Describing the situation leading up to the bank's investigation three years ago, the WSJ said matters reached a point where some women refused to work with Keogh. In 2015 the bank assigned senior figure Gayle Schumacher to carry out an internal investigation into Keogh’s team of bankers, the newspaper said, citing Coutts documents it said it had seen. Schumacher interviewed 20 Coutts bankers and was told about allegations of inappropriate behaviour by Keogh and other bankers, “including lewd comments, heavy drinking and unwanted physical contact”, the report continued. (Schumacher retired from the bank at the end of 2015.) The information was relayed to Michael Morley, who at the time was chief executive of Coutts in the UK. (He now is head of the UK wealth operation at Deutsche Bank). The WSJ quoted unnamed sources saying that Morley told colleagues and Coutts’ parent bank, Royal Bank of Scotland, that Keogh should leave. There were discussions involving Alison Rose, the RBS head of commercial and private banking, Morley and others, and a decision was made in mid-2015 that Keogh could stay, the WSJ said.
The newspaper said Keogh was disciplined by the bank, such as withholding a bonus, issuing a written warning and assigning a coach. One source quoted by the WSJ said Keogh denied allegations of inappropriate behaviour and accepted disciplinary action without admitting those allegations, another source said.
Coutts told WealthBriefing in an email: “We are committed to this being a bank where everyone feels safe at work. Which is why, when allegations of inappropriate behaviour were made in relation to a particular team within the bank in 2015, an investigation was conducted into those concerns. The investigation found that within that team, standards had fallen below what we regarded as acceptable. Decisive disciplinary action was taken as a result. We are committed to ensuring a continued focus on our conduct and culture, and we encourage all employees to speak up where they experience or encounter any behaviour that falls below our standards.”

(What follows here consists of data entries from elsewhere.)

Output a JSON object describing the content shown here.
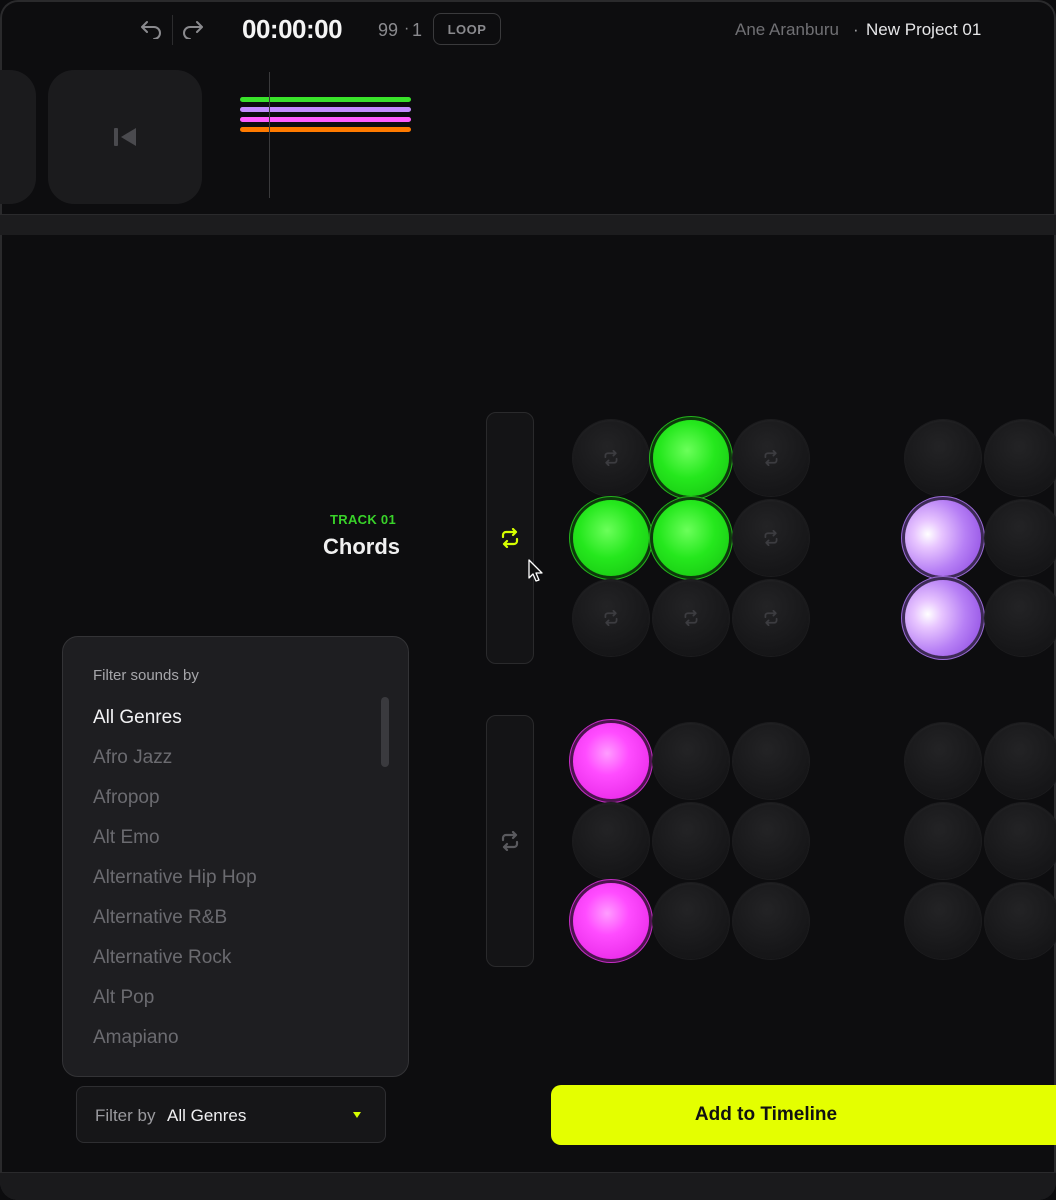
{
  "header": {
    "time": "00:00:00",
    "bpm": "99",
    "bar_sep": "·",
    "bar": "1",
    "loop_label": "LOOP",
    "user": "Ane Aranburu",
    "sep": "·",
    "project": "New Project 01"
  },
  "icons": {
    "undo": "undo-icon",
    "redo": "redo-icon",
    "rewind": "skip-back-icon",
    "loop": "repeat-icon"
  },
  "timeline_preview": {
    "colors": [
      "#39e22a",
      "#c48cff",
      "#ff5cff",
      "#ff7a00"
    ]
  },
  "track": {
    "number": "TRACK 01",
    "name": "Chords",
    "color": "#39d22a"
  },
  "filter_panel": {
    "heading": "Filter sounds by",
    "genres": [
      "All Genres",
      "Afro Jazz",
      "Afropop",
      "Alt Emo",
      "Alternative Hip Hop",
      "Alternative R&B",
      "Alternative Rock",
      "Alt Pop",
      "Amapiano"
    ],
    "selected": "All Genres"
  },
  "filter_select": {
    "label": "Filter by",
    "value": "All Genres"
  },
  "add_button": {
    "label": "Add to Timeline",
    "color": "#e4ff00"
  },
  "colors": {
    "green": "#25e81d",
    "purple": "#b780f5",
    "magenta": "#ff4cff",
    "accent_loop": "#d6ff00"
  }
}
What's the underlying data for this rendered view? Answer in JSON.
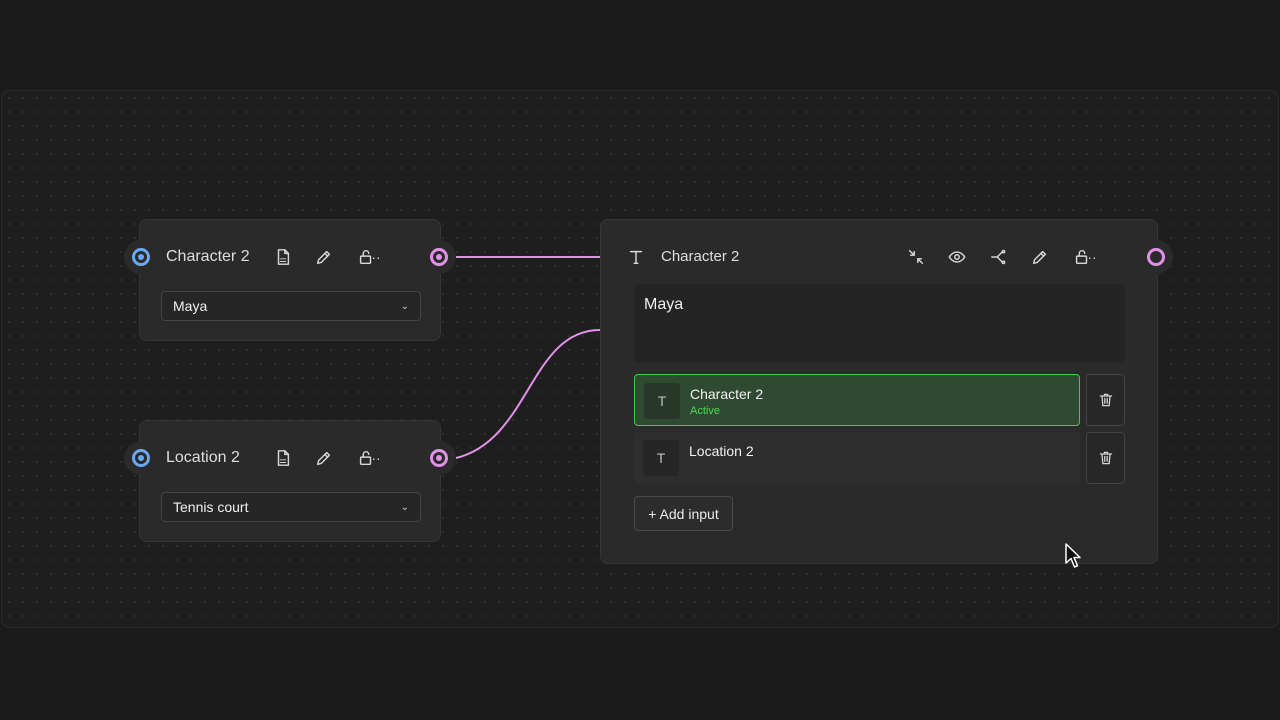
{
  "nodes": {
    "char_node": {
      "title": "Character 2",
      "select_value": "Maya"
    },
    "loc_node": {
      "title": "Location 2",
      "select_value": "Tennis court"
    },
    "combine_node": {
      "title": "Character 2",
      "text_value": "Maya",
      "inputs": [
        {
          "label": "Character 2",
          "status": "Active",
          "type_icon": "T"
        },
        {
          "label": "Location 2",
          "status": "",
          "type_icon": "T"
        }
      ],
      "add_input_label": "+ Add input"
    }
  },
  "colors": {
    "input_port": "#6aa8f0",
    "output_port": "#e291e8",
    "active_border": "#3ccb4a",
    "active_text": "#4bdc57",
    "wire": "#e291e8"
  },
  "icons": {
    "csv": "csv-file-icon",
    "pen": "pen-icon",
    "lock": "unlock-icon",
    "more": "more-icon",
    "text": "text-type-icon",
    "collapse": "collapse-icon",
    "eye": "eye-icon",
    "branch": "branch-icon",
    "trash": "trash-icon"
  }
}
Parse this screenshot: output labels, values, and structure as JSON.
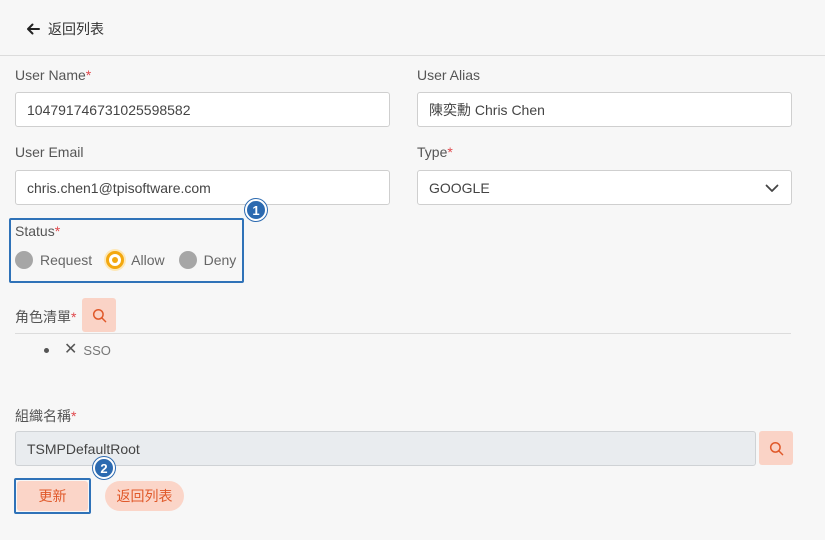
{
  "header": {
    "back_label": "返回列表"
  },
  "form": {
    "user_name": {
      "label": "User Name",
      "required": "*",
      "value": "104791746731025598582"
    },
    "user_alias": {
      "label": "User Alias",
      "value": "陳奕勳 Chris Chen"
    },
    "user_email": {
      "label": "User Email",
      "value": "chris.chen1@tpisoftware.com"
    },
    "type": {
      "label": "Type",
      "required": "*",
      "value": "GOOGLE"
    },
    "status": {
      "label": "Status",
      "required": "*",
      "options": [
        "Request",
        "Allow",
        "Deny"
      ],
      "selected": "Allow"
    },
    "roles": {
      "label": "角色清單",
      "required": "*",
      "items": [
        "SSO"
      ]
    },
    "org": {
      "label": "組織名稱",
      "required": "*",
      "value": "TSMPDefaultRoot"
    }
  },
  "actions": {
    "update_label": "更新",
    "back_label": "返回列表"
  },
  "annotations": {
    "badge1": "1",
    "badge2": "2"
  },
  "colors": {
    "accent": "#f3a80f",
    "button_bg": "#fbd5c8",
    "button_text": "#e0592a",
    "highlight": "#2f72b8"
  }
}
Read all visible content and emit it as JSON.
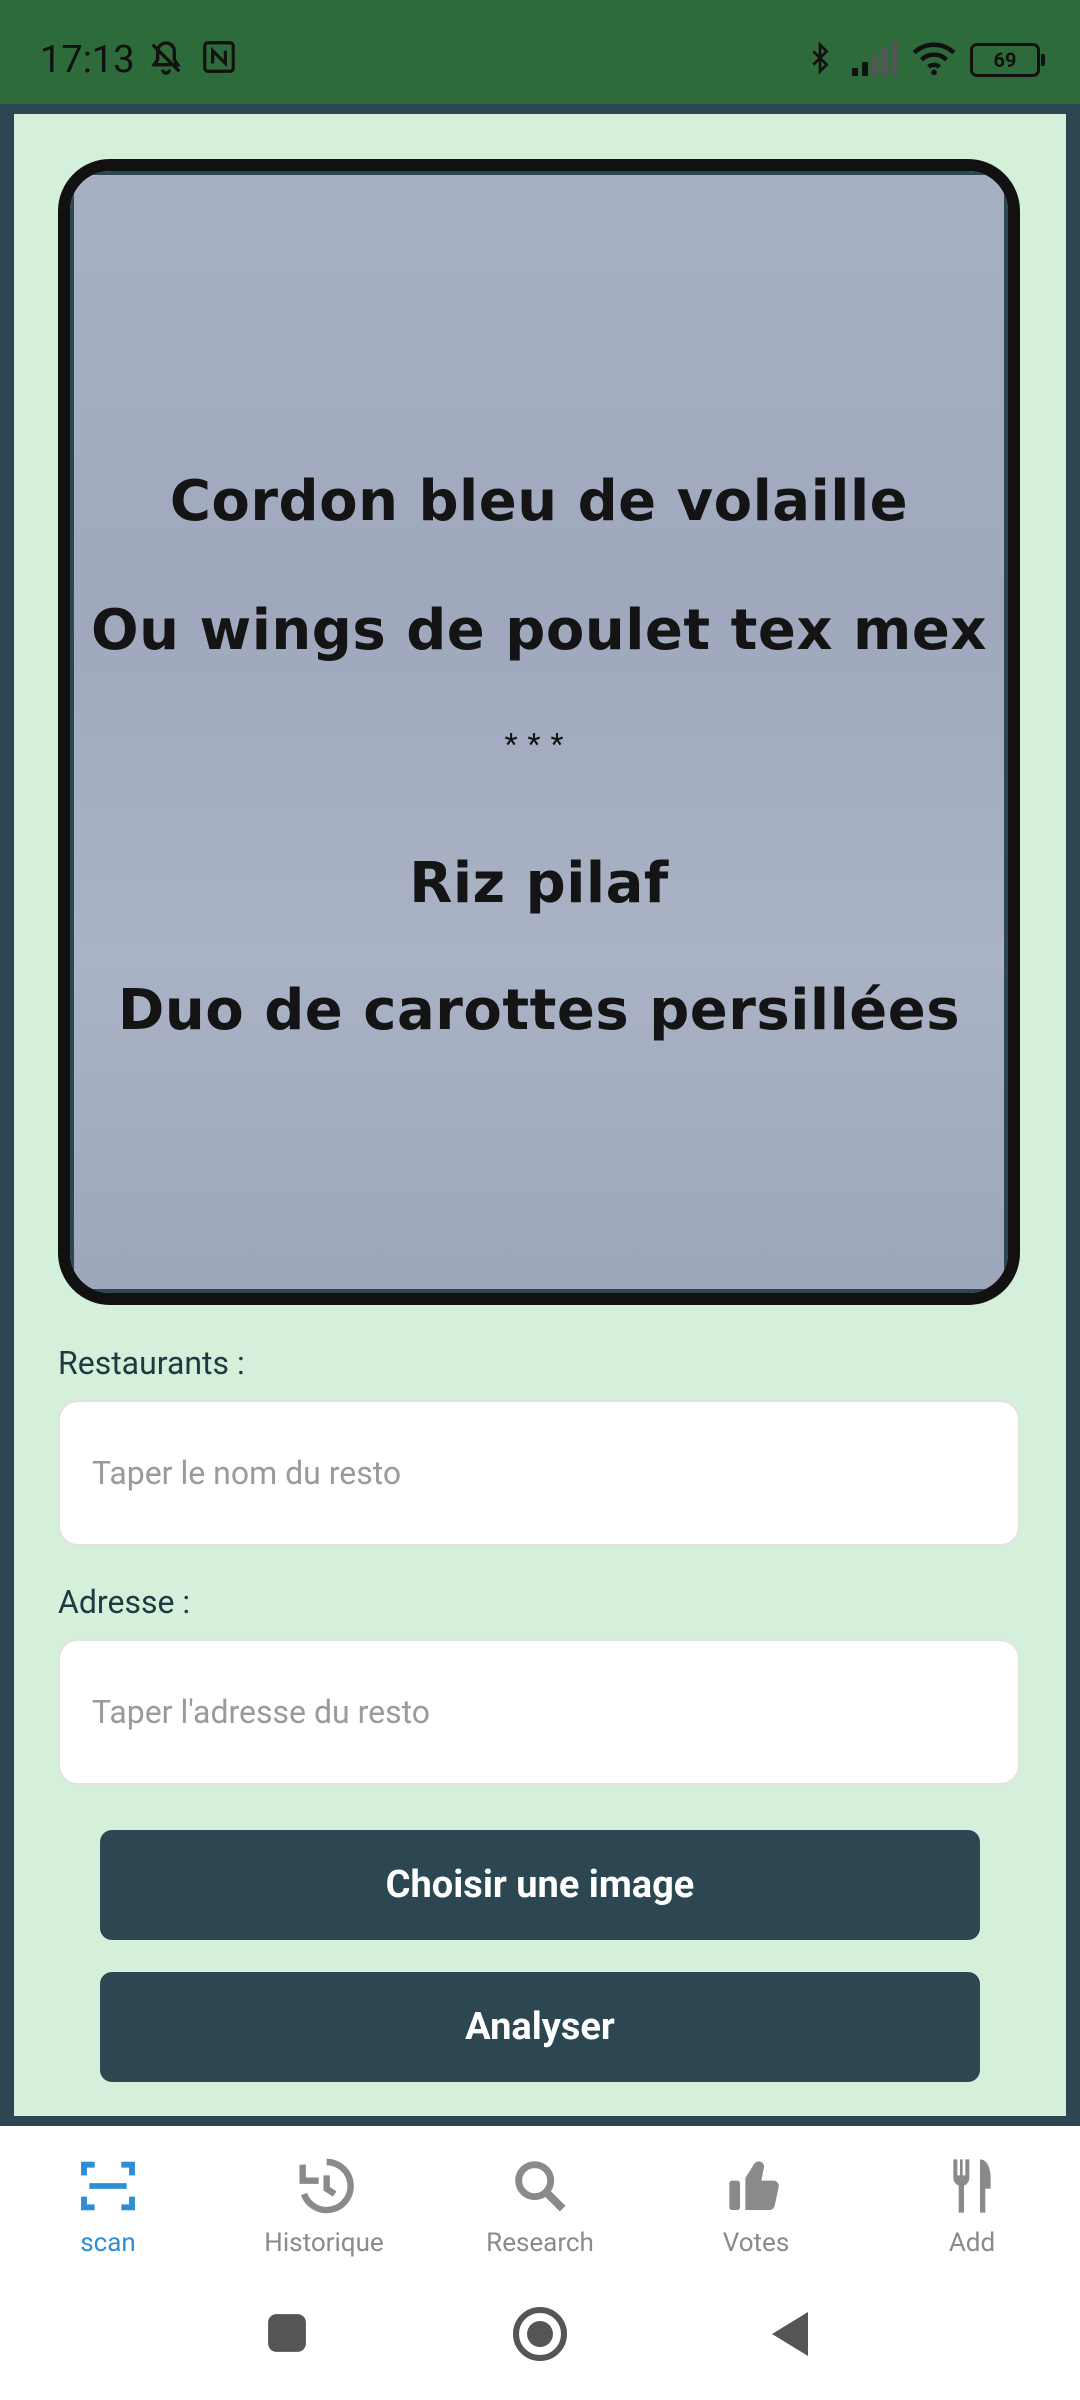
{
  "status_bar": {
    "time": "17:13",
    "battery": "69",
    "icons": [
      "mute-icon",
      "nfc-icon",
      "bluetooth-icon",
      "signal-icon",
      "wifi-icon",
      "battery-icon"
    ]
  },
  "menu_image": {
    "lines": [
      "Cordon bleu de volaille",
      "Ou wings de poulet tex mex",
      "***",
      "Riz pilaf",
      "Duo de carottes persillées"
    ]
  },
  "form": {
    "restaurant_label": "Restaurants :",
    "restaurant_placeholder": "Taper le nom du resto",
    "address_label": "Adresse :",
    "address_placeholder": "Taper l'adresse du resto",
    "choose_image_button": "Choisir une image",
    "analyze_button": "Analyser"
  },
  "bottom_nav": {
    "items": [
      {
        "label": "scan",
        "icon": "scan-icon",
        "active": true
      },
      {
        "label": "Historique",
        "icon": "history-icon",
        "active": false
      },
      {
        "label": "Research",
        "icon": "search-icon",
        "active": false
      },
      {
        "label": "Votes",
        "icon": "thumbs-up-icon",
        "active": false
      },
      {
        "label": "Add",
        "icon": "fork-knife-icon",
        "active": false
      }
    ]
  },
  "colors": {
    "status_bar": "#2e6b3b",
    "frame": "#2c4752",
    "content_bg": "#d4f0da",
    "button_bg": "#2c4752",
    "active_nav": "#2c8fd6",
    "inactive_nav": "#8a8a8a"
  }
}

Keogh declined to comment on the matter, the WSJ report said.
The WSJ report did not specify if other bankers at Coutts had been punished for any related matters.
Keogh has been MD at Coutts since January 2010; prior to this, he was MD, private banking, RBS, from January 1999. In 1999, according to his Linkedin profile, he “founded RBS Private Banking incorporating Drummonds and Child & Co following the take-over of NatWest”. He was a MD at RBS from 1995 to 1999, his profile says.
The report comes at a time when, as reported in this publication and elsewhere, issues of how female staff are treated in financial firms is an increasingly sensitive issue, given concerns about gaps in pay and promotion opportunities. A number of industries, as well as the field of politics, have been rocked by stories of alleged misconduct. There are also political issues in play with Coutts and RBS: Coutts, as a venerable bank and known for having the British monarch as its client, has a reputation to guard, while its parent firm is still part-owned by the UK taxpayer since it was bailed out in 2008.
In February 2016 Coutts announced that it had a new chief executive, Peter Flavel, joining from JP Morgan's private bank in Asia.